* YOUR TASK: Type out the entries below again, character for character.

[[ LISTED ENTRIES open ]]

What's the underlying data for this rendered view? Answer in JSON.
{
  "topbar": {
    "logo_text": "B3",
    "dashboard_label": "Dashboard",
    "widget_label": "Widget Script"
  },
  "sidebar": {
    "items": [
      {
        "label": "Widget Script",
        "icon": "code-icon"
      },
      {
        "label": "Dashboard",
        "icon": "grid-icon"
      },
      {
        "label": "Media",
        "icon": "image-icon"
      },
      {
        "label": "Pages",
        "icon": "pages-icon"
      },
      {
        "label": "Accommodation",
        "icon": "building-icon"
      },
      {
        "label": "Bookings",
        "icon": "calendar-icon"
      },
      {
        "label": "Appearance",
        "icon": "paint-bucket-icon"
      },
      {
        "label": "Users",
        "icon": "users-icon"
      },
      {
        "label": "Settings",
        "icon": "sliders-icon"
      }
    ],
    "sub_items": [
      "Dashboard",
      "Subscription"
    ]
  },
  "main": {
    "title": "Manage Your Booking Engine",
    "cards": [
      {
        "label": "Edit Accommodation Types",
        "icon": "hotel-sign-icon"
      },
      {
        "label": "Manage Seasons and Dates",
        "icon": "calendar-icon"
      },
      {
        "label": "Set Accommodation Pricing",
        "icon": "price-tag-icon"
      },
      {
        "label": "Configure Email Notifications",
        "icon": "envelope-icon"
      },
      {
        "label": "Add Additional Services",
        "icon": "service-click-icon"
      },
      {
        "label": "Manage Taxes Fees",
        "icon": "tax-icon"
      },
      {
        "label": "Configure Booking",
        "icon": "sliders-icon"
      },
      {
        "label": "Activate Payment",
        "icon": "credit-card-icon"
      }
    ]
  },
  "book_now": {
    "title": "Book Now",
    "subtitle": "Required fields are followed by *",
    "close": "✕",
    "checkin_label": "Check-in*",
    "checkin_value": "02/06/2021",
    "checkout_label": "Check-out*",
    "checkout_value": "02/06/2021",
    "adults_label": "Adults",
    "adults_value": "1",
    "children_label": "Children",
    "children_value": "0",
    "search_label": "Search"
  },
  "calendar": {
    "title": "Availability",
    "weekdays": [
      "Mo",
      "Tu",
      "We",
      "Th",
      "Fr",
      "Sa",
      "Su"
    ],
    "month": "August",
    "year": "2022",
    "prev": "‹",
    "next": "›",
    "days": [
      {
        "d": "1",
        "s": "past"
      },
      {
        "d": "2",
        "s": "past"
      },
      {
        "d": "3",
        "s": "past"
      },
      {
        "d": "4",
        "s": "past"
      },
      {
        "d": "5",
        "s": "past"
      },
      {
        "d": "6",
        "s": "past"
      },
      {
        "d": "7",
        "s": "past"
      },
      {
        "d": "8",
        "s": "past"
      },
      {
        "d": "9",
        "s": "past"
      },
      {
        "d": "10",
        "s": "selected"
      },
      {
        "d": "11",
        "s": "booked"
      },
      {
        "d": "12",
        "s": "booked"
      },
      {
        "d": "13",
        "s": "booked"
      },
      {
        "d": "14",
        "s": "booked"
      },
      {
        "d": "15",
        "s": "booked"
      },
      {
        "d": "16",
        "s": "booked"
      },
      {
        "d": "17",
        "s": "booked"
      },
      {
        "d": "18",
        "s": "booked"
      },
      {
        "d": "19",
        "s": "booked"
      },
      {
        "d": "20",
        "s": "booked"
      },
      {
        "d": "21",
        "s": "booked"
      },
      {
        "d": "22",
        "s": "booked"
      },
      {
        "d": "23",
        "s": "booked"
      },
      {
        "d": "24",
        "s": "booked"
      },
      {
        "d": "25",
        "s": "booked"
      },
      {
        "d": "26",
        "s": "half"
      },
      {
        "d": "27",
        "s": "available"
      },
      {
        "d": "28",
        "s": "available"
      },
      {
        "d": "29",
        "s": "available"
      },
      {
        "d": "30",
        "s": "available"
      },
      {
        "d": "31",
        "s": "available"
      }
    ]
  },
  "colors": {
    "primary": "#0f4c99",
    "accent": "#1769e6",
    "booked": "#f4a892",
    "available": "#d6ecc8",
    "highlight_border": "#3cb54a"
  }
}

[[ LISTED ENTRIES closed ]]

* ANSWER AREA:
What's the underlying data for this rendered view? Answer in JSON.
{
  "topbar": {
    "logo_text": "B3",
    "dashboard_label": "Dashboard",
    "widget_label": "Widget Script"
  },
  "sidebar": {
    "items": [
      {
        "label": "Widget Script",
        "icon": "code-icon"
      },
      {
        "label": "Dashboard",
        "icon": "grid-icon"
      },
      {
        "label": "Media",
        "icon": "image-icon"
      },
      {
        "label": "Pages",
        "icon": "pages-icon"
      },
      {
        "label": "Accommodation",
        "icon": "building-icon"
      },
      {
        "label": "Bookings",
        "icon": "calendar-icon"
      },
      {
        "label": "Appearance",
        "icon": "paint-bucket-icon"
      },
      {
        "label": "Users",
        "icon": "users-icon"
      },
      {
        "label": "Settings",
        "icon": "sliders-icon"
      }
    ],
    "sub_items": [
      "Dashboard",
      "Subscription"
    ]
  },
  "main": {
    "title": "Manage Your Booking Engine",
    "cards": [
      {
        "label": "Edit Accommodation Types",
        "icon": "hotel-sign-icon"
      },
      {
        "label": "Manage Seasons and Dates",
        "icon": "calendar-icon"
      },
      {
        "label": "Set Accommodation Pricing",
        "icon": "price-tag-icon"
      },
      {
        "label": "Configure Email Notifications",
        "icon": "envelope-icon"
      },
      {
        "label": "Add Additional Services",
        "icon": "service-click-icon"
      },
      {
        "label": "Manage Taxes Fees",
        "icon": "tax-icon"
      },
      {
        "label": "Configure Booking",
        "icon": "sliders-icon"
      },
      {
        "label": "Activate Payment",
        "icon": "credit-card-icon"
      }
    ]
  },
  "book_now": {
    "title": "Book Now",
    "subtitle": "Required fields are followed by *",
    "close": "✕",
    "checkin_label": "Check-in*",
    "checkin_value": "02/06/2021",
    "checkout_label": "Check-out*",
    "checkout_value": "02/06/2021",
    "adults_label": "Adults",
    "adults_value": "1",
    "children_label": "Children",
    "children_value": "0",
    "search_label": "Search"
  },
  "calendar": {
    "title": "Availability",
    "weekdays": [
      "Mo",
      "Tu",
      "We",
      "Th",
      "Fr",
      "Sa",
      "Su"
    ],
    "month": "August",
    "year": "2022",
    "prev": "‹",
    "next": "›",
    "days": [
      {
        "d": "1",
        "s": "past"
      },
      {
        "d": "2",
        "s": "past"
      },
      {
        "d": "3",
        "s": "past"
      },
      {
        "d": "4",
        "s": "past"
      },
      {
        "d": "5",
        "s": "past"
      },
      {
        "d": "6",
        "s": "past"
      },
      {
        "d": "7",
        "s": "past"
      },
      {
        "d": "8",
        "s": "past"
      },
      {
        "d": "9",
        "s": "past"
      },
      {
        "d": "10",
        "s": "selected"
      },
      {
        "d": "11",
        "s": "booked"
      },
      {
        "d": "12",
        "s": "booked"
      },
      {
        "d": "13",
        "s": "booked"
      },
      {
        "d": "14",
        "s": "booked"
      },
      {
        "d": "15",
        "s": "booked"
      },
      {
        "d": "16",
        "s": "booked"
      },
      {
        "d": "17",
        "s": "booked"
      },
      {
        "d": "18",
        "s": "booked"
      },
      {
        "d": "19",
        "s": "booked"
      },
      {
        "d": "20",
        "s": "booked"
      },
      {
        "d": "21",
        "s": "booked"
      },
      {
        "d": "22",
        "s": "booked"
      },
      {
        "d": "23",
        "s": "booked"
      },
      {
        "d": "24",
        "s": "booked"
      },
      {
        "d": "25",
        "s": "booked"
      },
      {
        "d": "26",
        "s": "half"
      },
      {
        "d": "27",
        "s": "available"
      },
      {
        "d": "28",
        "s": "available"
      },
      {
        "d": "29",
        "s": "available"
      },
      {
        "d": "30",
        "s": "available"
      },
      {
        "d": "31",
        "s": "available"
      }
    ]
  },
  "colors": {
    "primary": "#0f4c99",
    "accent": "#1769e6",
    "booked": "#f4a892",
    "available": "#d6ecc8",
    "highlight_border": "#3cb54a"
  }
}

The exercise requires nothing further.